### Aim of the exercise
Scan the records below for the word "Embargo" and give only the number of lines that hold it.

Extracted data entries:

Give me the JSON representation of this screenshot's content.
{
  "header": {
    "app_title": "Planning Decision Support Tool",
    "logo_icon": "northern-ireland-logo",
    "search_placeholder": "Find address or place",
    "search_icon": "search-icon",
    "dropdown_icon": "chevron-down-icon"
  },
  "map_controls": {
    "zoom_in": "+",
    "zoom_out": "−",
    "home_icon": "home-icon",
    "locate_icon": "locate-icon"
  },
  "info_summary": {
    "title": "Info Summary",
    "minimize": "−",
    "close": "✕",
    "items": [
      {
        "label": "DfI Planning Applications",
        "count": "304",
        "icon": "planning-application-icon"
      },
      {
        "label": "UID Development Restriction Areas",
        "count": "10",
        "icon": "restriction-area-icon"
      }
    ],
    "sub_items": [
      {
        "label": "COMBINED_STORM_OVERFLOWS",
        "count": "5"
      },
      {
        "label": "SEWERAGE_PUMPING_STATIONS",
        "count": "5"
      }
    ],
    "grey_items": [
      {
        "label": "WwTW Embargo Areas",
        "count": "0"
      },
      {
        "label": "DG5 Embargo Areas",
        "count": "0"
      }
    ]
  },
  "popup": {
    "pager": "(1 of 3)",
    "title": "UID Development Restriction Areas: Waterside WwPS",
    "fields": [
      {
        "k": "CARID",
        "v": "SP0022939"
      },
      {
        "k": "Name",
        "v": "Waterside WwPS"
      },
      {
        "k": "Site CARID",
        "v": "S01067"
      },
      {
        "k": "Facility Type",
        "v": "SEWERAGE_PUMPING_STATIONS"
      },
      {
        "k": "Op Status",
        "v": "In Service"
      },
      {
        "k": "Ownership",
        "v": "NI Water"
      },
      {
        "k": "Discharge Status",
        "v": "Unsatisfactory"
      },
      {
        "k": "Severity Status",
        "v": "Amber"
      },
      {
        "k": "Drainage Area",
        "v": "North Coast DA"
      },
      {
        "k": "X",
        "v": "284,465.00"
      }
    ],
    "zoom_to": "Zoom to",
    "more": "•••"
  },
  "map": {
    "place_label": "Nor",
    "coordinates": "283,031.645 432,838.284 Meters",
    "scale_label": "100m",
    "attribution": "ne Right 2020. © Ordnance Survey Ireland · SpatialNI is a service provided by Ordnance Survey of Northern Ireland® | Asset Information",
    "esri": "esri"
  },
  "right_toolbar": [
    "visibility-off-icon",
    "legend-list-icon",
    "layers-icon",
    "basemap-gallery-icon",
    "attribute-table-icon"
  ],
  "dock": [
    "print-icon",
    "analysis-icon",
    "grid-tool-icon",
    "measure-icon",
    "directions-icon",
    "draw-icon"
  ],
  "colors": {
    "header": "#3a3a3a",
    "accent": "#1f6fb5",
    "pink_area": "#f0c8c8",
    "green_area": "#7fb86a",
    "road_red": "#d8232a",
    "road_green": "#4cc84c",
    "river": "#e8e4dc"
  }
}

### Response area
2